**Records for the exercise**
###

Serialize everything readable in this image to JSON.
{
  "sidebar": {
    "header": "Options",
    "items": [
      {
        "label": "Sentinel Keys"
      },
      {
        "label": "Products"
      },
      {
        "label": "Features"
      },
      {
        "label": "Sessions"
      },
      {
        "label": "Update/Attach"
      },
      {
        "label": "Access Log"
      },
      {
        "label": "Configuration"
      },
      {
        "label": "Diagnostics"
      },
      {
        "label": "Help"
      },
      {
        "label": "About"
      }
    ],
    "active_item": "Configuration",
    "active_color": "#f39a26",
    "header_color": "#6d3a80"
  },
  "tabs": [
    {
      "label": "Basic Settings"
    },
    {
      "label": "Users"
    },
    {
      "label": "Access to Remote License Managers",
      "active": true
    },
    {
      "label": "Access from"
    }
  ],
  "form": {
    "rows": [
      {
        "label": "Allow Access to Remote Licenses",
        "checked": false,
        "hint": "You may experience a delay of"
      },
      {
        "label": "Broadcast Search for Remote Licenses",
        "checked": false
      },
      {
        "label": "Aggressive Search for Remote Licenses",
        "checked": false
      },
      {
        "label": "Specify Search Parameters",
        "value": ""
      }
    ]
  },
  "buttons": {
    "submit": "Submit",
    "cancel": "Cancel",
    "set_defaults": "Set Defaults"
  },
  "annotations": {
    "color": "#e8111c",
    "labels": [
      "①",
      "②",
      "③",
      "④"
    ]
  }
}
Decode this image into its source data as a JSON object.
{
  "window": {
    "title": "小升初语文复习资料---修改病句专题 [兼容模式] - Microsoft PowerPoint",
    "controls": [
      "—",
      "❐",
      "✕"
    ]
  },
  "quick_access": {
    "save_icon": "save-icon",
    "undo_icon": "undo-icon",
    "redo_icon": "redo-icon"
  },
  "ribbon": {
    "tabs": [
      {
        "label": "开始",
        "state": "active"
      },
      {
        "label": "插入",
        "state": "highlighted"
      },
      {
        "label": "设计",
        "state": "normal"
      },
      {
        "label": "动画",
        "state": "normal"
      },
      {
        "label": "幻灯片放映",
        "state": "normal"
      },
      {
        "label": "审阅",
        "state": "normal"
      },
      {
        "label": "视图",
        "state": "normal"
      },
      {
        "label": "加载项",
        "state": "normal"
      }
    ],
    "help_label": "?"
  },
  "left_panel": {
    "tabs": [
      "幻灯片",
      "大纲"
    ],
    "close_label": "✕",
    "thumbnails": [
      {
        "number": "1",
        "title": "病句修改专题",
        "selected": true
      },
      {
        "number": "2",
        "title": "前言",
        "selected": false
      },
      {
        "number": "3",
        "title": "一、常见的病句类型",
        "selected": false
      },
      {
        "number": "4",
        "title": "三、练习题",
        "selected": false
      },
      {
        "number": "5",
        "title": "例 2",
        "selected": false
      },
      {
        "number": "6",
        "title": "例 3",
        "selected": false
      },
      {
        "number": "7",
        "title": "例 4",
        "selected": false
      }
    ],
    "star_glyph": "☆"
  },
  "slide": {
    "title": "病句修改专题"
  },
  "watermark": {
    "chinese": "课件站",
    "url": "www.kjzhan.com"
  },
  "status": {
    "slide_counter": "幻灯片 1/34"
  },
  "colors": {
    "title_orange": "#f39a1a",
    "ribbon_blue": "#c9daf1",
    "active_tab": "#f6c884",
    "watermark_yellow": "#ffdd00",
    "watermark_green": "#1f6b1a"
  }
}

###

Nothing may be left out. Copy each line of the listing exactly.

**Exercise result**
Serialize everything readable in this image to JSON.
{
  "sidebar": {
    "header": "Options",
    "items": [
      {
        "label": "Sentinel Keys"
      },
      {
        "label": "Products"
      },
      {
        "label": "Features"
      },
      {
        "label": "Sessions"
      },
      {
        "label": "Update/Attach"
      },
      {
        "label": "Access Log"
      },
      {
        "label": "Configuration"
      },
      {
        "label": "Diagnostics"
      },
      {
        "label": "Help"
      },
      {
        "label": "About"
      }
    ],
    "active_item": "Configuration",
    "active_color": "#f39a26",
    "header_color": "#6d3a80"
  },
  "tabs": [
    {
      "label": "Basic Settings"
    },
    {
      "label": "Users"
    },
    {
      "label": "Access to Remote License Managers",
      "active": true
    },
    {
      "label": "Access from"
    }
  ],
  "form": {
    "rows": [
      {
        "label": "Allow Access to Remote Licenses",
        "checked": false,
        "hint": "You may experience a delay of"
      },
      {
        "label": "Broadcast Search for Remote Licenses",
        "checked": false
      },
      {
        "label": "Aggressive Search for Remote Licenses",
        "checked": false
      },
      {
        "label": "Specify Search Parameters",
        "value": ""
      }
    ]
  },
  "buttons": {
    "submit": "Submit",
    "cancel": "Cancel",
    "set_defaults": "Set Defaults"
  },
  "annotations": {
    "color": "#e8111c",
    "labels": [
      "①",
      "②",
      "③",
      "④"
    ]
  }
}
Decode this image into its source data as a JSON object.
{
  "window": {
    "title": "小升初语文复习资料---修改病句专题 [兼容模式] - Microsoft PowerPoint",
    "controls": [
      "—",
      "❐",
      "✕"
    ]
  },
  "quick_access": {
    "save_icon": "save-icon",
    "undo_icon": "undo-icon",
    "redo_icon": "redo-icon"
  },
  "ribbon": {
    "tabs": [
      {
        "label": "开始",
        "state": "active"
      },
      {
        "label": "插入",
        "state": "highlighted"
      },
      {
        "label": "设计",
        "state": "normal"
      },
      {
        "label": "动画",
        "state": "normal"
      },
      {
        "label": "幻灯片放映",
        "state": "normal"
      },
      {
        "label": "审阅",
        "state": "normal"
      },
      {
        "label": "视图",
        "state": "normal"
      },
      {
        "label": "加载项",
        "state": "normal"
      }
    ],
    "help_label": "?"
  },
  "left_panel": {
    "tabs": [
      "幻灯片",
      "大纲"
    ],
    "close_label": "✕",
    "thumbnails": [
      {
        "number": "1",
        "title": "病句修改专题",
        "selected": true
      },
      {
        "number": "2",
        "title": "前言",
        "selected": false
      },
      {
        "number": "3",
        "title": "一、常见的病句类型",
        "selected": false
      },
      {
        "number": "4",
        "title": "三、练习题",
        "selected": false
      },
      {
        "number": "5",
        "title": "例 2",
        "selected": false
      },
      {
        "number": "6",
        "title": "例 3",
        "selected": false
      },
      {
        "number": "7",
        "title": "例 4",
        "selected": false
      }
    ],
    "star_glyph": "☆"
  },
  "slide": {
    "title": "病句修改专题"
  },
  "watermark": {
    "chinese": "课件站",
    "url": "www.kjzhan.com"
  },
  "status": {
    "slide_counter": "幻灯片 1/34"
  },
  "colors": {
    "title_orange": "#f39a1a",
    "ribbon_blue": "#c9daf1",
    "active_tab": "#f6c884",
    "watermark_yellow": "#ffdd00",
    "watermark_green": "#1f6b1a"
  }
}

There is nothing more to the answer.